|Results in 2020||197|
Using U.S. Press Freedom Tracker incidents or number counts in an article or paper? We’re happy to answer questions about methodology and guide you through the database so you get the most accurate information for your needs. Email: [email protected]
Journalists arrested and taken into custody and/or charged with a crime. Journalists who are still facing charges as of August 2, 2017 are included in this category even if the charges were filed in a previous year.
Journalists stopped at the border and subjected to prolonged, invasive questioning or who have their electronic devices searched or are asked to provide passwords. We count border stops even if we are unable to draw a direct connection between the stop and the journalist’s work activities, because the resistance of U.S. authorities to provide information makes it extremely difficult to identify the motive and because invasive questioning or device searches could jeopardize source confidentiality no matter the motive. Not every stop at the border is a press freedom violation, but we believe it is essential to capture patterns related to these stops. This category also includes cases where journalists are prevented from entering the country if it appears that their inability to enter the country is related to their work.
Subpoenas or legal orders requiring journalists to testify in court or produce journalistic records or work product. This category also includes orders targeted at third parties who have access to journalistic records or work product. Because many subpoenas are not publicly reported and legal orders for journalist records are conducted with high levels of secrecy, the numbers in this category are likely to underestimate actual cases.
Government employees or contractors investigated or prosecuted for disclosing information to journalists or media platforms. This category does not include leak cases where information was not leaked to the media.
Journalists’ equipment searched or seized by law enforcement in the course of their work.
Journalists who face physical violence, either as the result of a targeted attack by a public or private individual or in the course of their work. If a journalist is hit by rubber bullets or bean bag rounds, it will be counted in this category.
Damage to equipment is counted in a separate "Equipment Damage" category, but may be also listed in this Physical Attack category if the damage occurs with an attack.
Journalists affected by tear gas, pepper spray, or other mass riot control agents will be counted if the individual suffers serious injury or appears to have been specifically targeted. Incidents that fall outside these parameters and in which multiple journalists were affected by riot control agents may be counted in the “Other” category.
Denial of access to government events that are traditionally open or attended by the press and where the denial of access either deprives the public of significant information, appears to be retaliatory, or is done without meaningful justification.
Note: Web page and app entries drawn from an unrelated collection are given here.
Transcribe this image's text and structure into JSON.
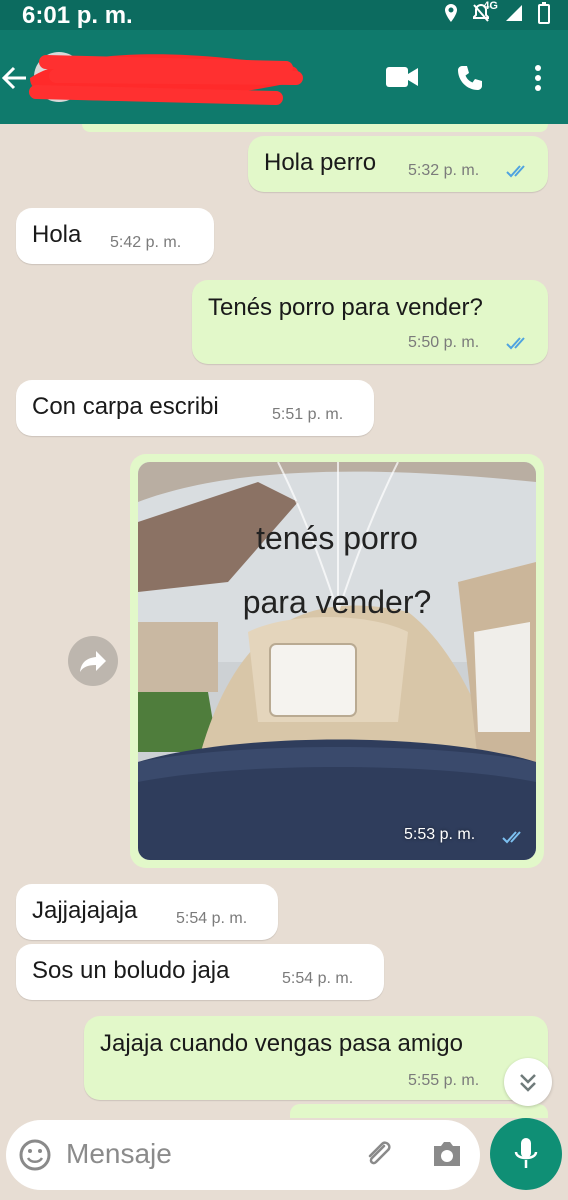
{
  "status_bar": {
    "time": "6:01 p. m.",
    "network": "4G",
    "icons": [
      "location-icon",
      "mute-icon",
      "signal-icon",
      "battery-icon"
    ]
  },
  "header": {
    "contact_name_redacted": true,
    "icons": [
      "back-arrow-icon",
      "video-call-icon",
      "phone-call-icon",
      "more-options-icon"
    ]
  },
  "messages": [
    {
      "direction": "out",
      "text": "Hola perro",
      "time": "5:32 p. m.",
      "read": true
    },
    {
      "direction": "in",
      "text": "Hola",
      "time": "5:42 p. m."
    },
    {
      "direction": "out",
      "text": "Tenés porro para vender?",
      "time": "5:50 p. m.",
      "read": true
    },
    {
      "direction": "in",
      "text": "Con carpa escribi",
      "time": "5:51 p. m."
    },
    {
      "direction": "out",
      "type": "image",
      "caption_line1": "tenés porro",
      "caption_line2": "para vender?",
      "time": "5:53 p. m.",
      "read": true
    },
    {
      "direction": "in",
      "text": "Jajjajajaja",
      "time": "5:54 p. m."
    },
    {
      "direction": "in",
      "text": "Sos un boludo jaja",
      "time": "5:54 p. m."
    },
    {
      "direction": "out",
      "text": "Jajaja cuando vengas pasa amigo",
      "time": "5:55 p. m."
    }
  ],
  "composer": {
    "placeholder": "Mensaje",
    "icons": [
      "emoji-icon",
      "attach-icon",
      "camera-icon",
      "mic-icon"
    ]
  },
  "colors": {
    "header": "#0f7a6c",
    "outgoing_bubble": "#e2f8c9",
    "incoming_bubble": "#ffffff",
    "read_ticks": "#4fa3e0",
    "mic_button": "#0f8f75"
  }
}
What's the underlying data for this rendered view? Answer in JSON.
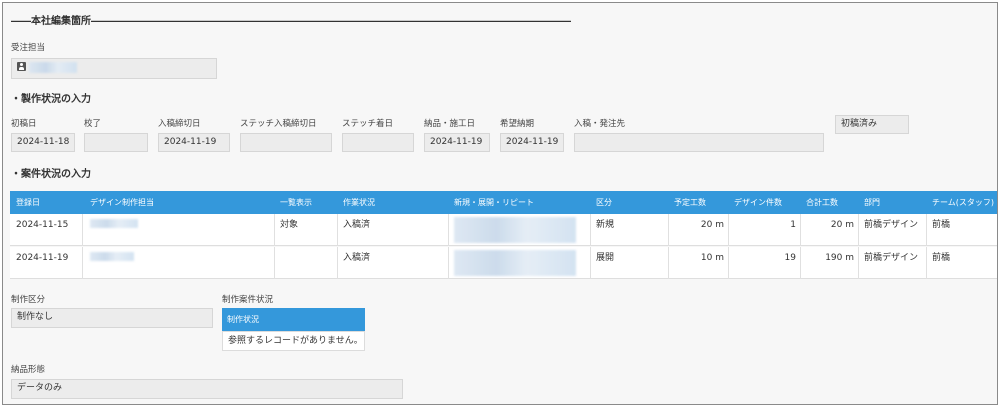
{
  "header": {
    "title": "――本社編集箇所――――――――――――――――――――――――――――――――――――――――――――――――"
  },
  "order_owner": {
    "label": "受注担当",
    "icon": "user-icon"
  },
  "production_status": {
    "title": "・製作状況の入力",
    "fields": [
      {
        "label": "初稿日",
        "value": "2024-11-18"
      },
      {
        "label": "校了",
        "value": ""
      },
      {
        "label": "入稿締切日",
        "value": "2024-11-19"
      },
      {
        "label": "ステッチ入稿締切日",
        "value": ""
      },
      {
        "label": "ステッチ着日",
        "value": ""
      },
      {
        "label": "納品・施工日",
        "value": "2024-11-19"
      },
      {
        "label": "希望納期",
        "value": "2024-11-19"
      },
      {
        "label": "入稿・発注先",
        "value": ""
      }
    ],
    "status_badge": "初稿済み"
  },
  "case_status": {
    "title": "・案件状況の入力",
    "columns": [
      "登録日",
      "デザイン制作担当",
      "一覧表示",
      "作業状況",
      "新規・展開・リピート",
      "区分",
      "予定工数",
      "デザイン件数",
      "合計工数",
      "部門",
      "チーム(スタッフ)"
    ],
    "rows": [
      {
        "date": "2024-11-15",
        "display": "対象",
        "work_status": "入稿済",
        "category": "新規",
        "planned": "20 m",
        "count": "1",
        "total": "20 m",
        "dept": "前橋デザイン",
        "team": "前橋"
      },
      {
        "date": "2024-11-19",
        "display": "",
        "work_status": "入稿済",
        "category": "展開",
        "planned": "10 m",
        "count": "19",
        "total": "190 m",
        "dept": "前橋デザイン",
        "team": "前橋"
      }
    ]
  },
  "production_type": {
    "label": "制作区分",
    "value": "制作なし"
  },
  "production_case_status": {
    "label": "制作案件状況",
    "header": "制作状況",
    "empty_message": "参照するレコードがありません。"
  },
  "delivery_format": {
    "label": "納品形態",
    "value": "データのみ"
  },
  "colors": {
    "accent": "#3498db",
    "field_bg": "#ececec",
    "page_bg": "#f7f7f7"
  }
}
Concrete changes in policy or practice to restrict or deny access may also be included in this category.
Denial of access to individuals in some cases, such as where the available space limits the number of journalists allowed to attend or where individuals arguing for access do not meet reasonable standards for credentials, can be seen as meaningful justifications and will not be included.
Selected public threats made to reporters and media organizations by U.S. politicians and other public figures, which can have a chilling effect on journalism.
Contributor Stephanie Sugars, who created that database with the Committee to Protect Journalists and manages its ongoing accounting, explored rhetoric from the first two years of Trump’s presidency in a blog post.
As the president continues to communicate through Twitter, this live database offers a continued tracking.
Incidents that fall outside the scope of other categories, but reach a threshold of concern as determined by editorial discretion. This category is not meant to be comprehensive, but aims to highlight emblematic threats and harassment, vandalism and clearly abusive lawsuits. See our FAQ page for more information.
Updated August 2020
News organizations or journalists who are ordered by a judge not to publish information under threat of punishment
Damage to a journalist's equipment or property, either as the result of a targeted attack by a public or private individual or in the course of their work.